▶ [Required work]: What you return should match the data below exactly, with no pictures in it.

▶ [Provided records]:
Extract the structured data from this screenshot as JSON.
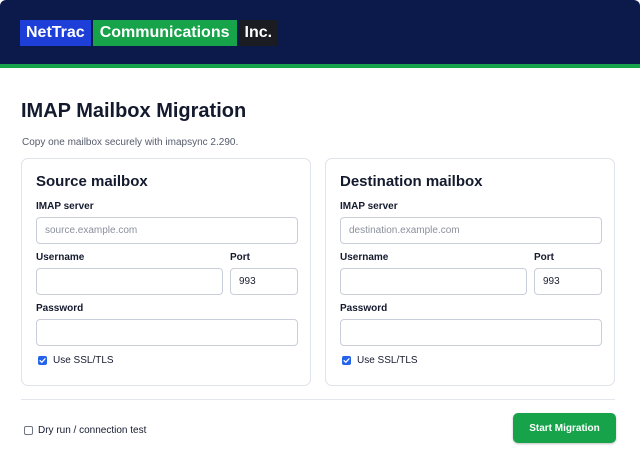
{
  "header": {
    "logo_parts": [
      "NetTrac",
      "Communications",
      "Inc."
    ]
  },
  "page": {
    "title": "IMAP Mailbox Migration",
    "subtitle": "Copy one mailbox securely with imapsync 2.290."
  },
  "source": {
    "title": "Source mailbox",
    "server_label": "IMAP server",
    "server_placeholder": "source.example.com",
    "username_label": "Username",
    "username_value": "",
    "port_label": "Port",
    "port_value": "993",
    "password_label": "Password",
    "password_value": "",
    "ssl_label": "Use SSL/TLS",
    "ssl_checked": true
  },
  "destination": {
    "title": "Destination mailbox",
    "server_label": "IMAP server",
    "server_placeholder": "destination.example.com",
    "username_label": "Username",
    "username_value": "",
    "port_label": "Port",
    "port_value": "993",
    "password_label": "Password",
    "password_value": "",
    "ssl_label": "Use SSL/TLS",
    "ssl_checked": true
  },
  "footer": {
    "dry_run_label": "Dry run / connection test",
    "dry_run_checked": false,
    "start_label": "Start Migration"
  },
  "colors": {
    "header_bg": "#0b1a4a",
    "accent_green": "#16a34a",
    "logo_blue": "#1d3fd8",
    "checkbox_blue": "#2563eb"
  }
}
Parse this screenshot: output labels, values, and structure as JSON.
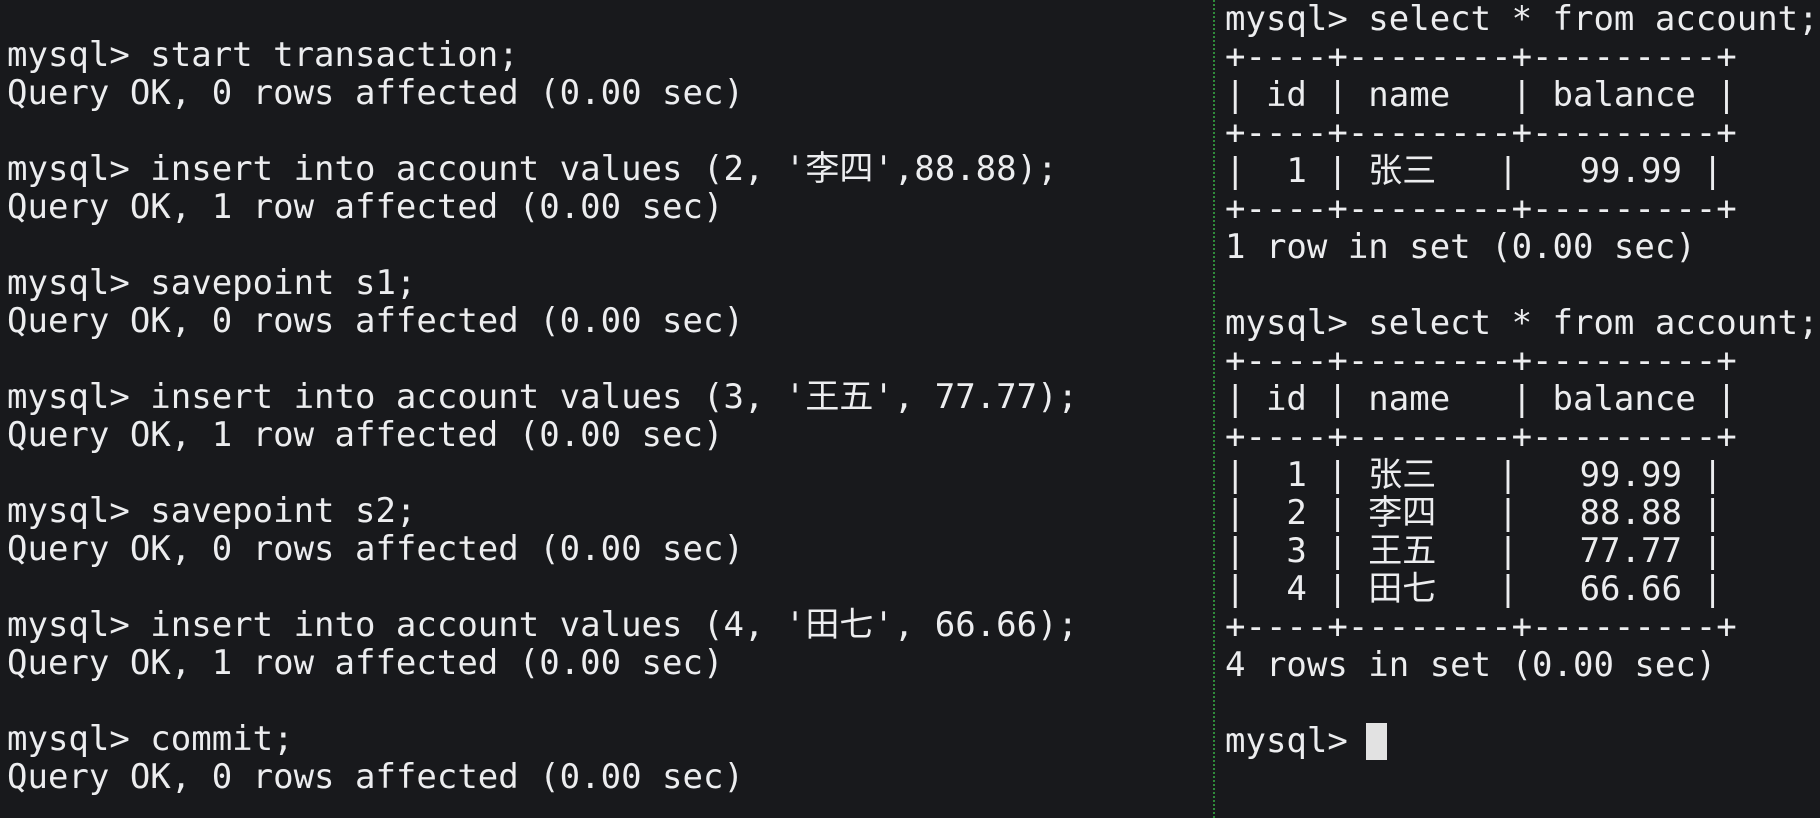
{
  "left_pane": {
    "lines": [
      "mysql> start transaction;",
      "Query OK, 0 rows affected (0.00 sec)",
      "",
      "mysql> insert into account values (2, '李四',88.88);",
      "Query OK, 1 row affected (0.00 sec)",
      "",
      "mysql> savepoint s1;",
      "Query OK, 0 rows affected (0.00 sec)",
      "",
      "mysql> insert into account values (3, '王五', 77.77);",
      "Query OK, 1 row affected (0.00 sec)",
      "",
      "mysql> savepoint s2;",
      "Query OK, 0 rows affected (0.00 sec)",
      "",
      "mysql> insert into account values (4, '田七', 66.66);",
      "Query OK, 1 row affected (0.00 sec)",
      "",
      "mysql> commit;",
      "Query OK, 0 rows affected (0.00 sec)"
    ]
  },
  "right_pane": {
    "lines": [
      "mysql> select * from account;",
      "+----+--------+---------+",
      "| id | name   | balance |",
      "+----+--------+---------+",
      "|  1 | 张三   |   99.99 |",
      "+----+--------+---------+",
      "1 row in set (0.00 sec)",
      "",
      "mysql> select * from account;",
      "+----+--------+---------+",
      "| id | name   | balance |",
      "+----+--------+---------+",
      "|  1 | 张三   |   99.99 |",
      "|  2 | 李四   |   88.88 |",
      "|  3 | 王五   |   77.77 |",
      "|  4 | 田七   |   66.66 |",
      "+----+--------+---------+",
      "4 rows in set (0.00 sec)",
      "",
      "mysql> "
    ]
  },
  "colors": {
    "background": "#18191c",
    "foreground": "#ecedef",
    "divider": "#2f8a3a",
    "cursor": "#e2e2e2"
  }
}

▶ [Reply]:
Extract the structured data from this screenshot as JSON.
{
  "header": {
    "logo_parts": [
      "NetTrac",
      "Communications",
      "Inc."
    ]
  },
  "page": {
    "title": "IMAP Mailbox Migration",
    "subtitle": "Copy one mailbox securely with imapsync 2.290."
  },
  "source": {
    "title": "Source mailbox",
    "server_label": "IMAP server",
    "server_placeholder": "source.example.com",
    "username_label": "Username",
    "username_value": "",
    "port_label": "Port",
    "port_value": "993",
    "password_label": "Password",
    "password_value": "",
    "ssl_label": "Use SSL/TLS",
    "ssl_checked": true
  },
  "destination": {
    "title": "Destination mailbox",
    "server_label": "IMAP server",
    "server_placeholder": "destination.example.com",
    "username_label": "Username",
    "username_value": "",
    "port_label": "Port",
    "port_value": "993",
    "password_label": "Password",
    "password_value": "",
    "ssl_label": "Use SSL/TLS",
    "ssl_checked": true
  },
  "footer": {
    "dry_run_label": "Dry run / connection test",
    "dry_run_checked": false,
    "start_label": "Start Migration"
  },
  "colors": {
    "header_bg": "#0b1a4a",
    "accent_green": "#16a34a",
    "logo_blue": "#1d3fd8",
    "checkbox_blue": "#2563eb"
  }
}
Parse this screenshot: output labels, values, and structure as JSON.
{
  "left_pane": {
    "lines": [
      "mysql> start transaction;",
      "Query OK, 0 rows affected (0.00 sec)",
      "",
      "mysql> insert into account values (2, '李四',88.88);",
      "Query OK, 1 row affected (0.00 sec)",
      "",
      "mysql> savepoint s1;",
      "Query OK, 0 rows affected (0.00 sec)",
      "",
      "mysql> insert into account values (3, '王五', 77.77);",
      "Query OK, 1 row affected (0.00 sec)",
      "",
      "mysql> savepoint s2;",
      "Query OK, 0 rows affected (0.00 sec)",
      "",
      "mysql> insert into account values (4, '田七', 66.66);",
      "Query OK, 1 row affected (0.00 sec)",
      "",
      "mysql> commit;",
      "Query OK, 0 rows affected (0.00 sec)"
    ]
  },
  "right_pane": {
    "lines": [
      "mysql> select * from account;",
      "+----+--------+---------+",
      "| id | name   | balance |",
      "+----+--------+---------+",
      "|  1 | 张三   |   99.99 |",
      "+----+--------+---------+",
      "1 row in set (0.00 sec)",
      "",
      "mysql> select * from account;",
      "+----+--------+---------+",
      "| id | name   | balance |",
      "+----+--------+---------+",
      "|  1 | 张三   |   99.99 |",
      "|  2 | 李四   |   88.88 |",
      "|  3 | 王五   |   77.77 |",
      "|  4 | 田七   |   66.66 |",
      "+----+--------+---------+",
      "4 rows in set (0.00 sec)",
      "",
      "mysql> "
    ]
  },
  "colors": {
    "background": "#18191c",
    "foreground": "#ecedef",
    "divider": "#2f8a3a",
    "cursor": "#e2e2e2"
  }
}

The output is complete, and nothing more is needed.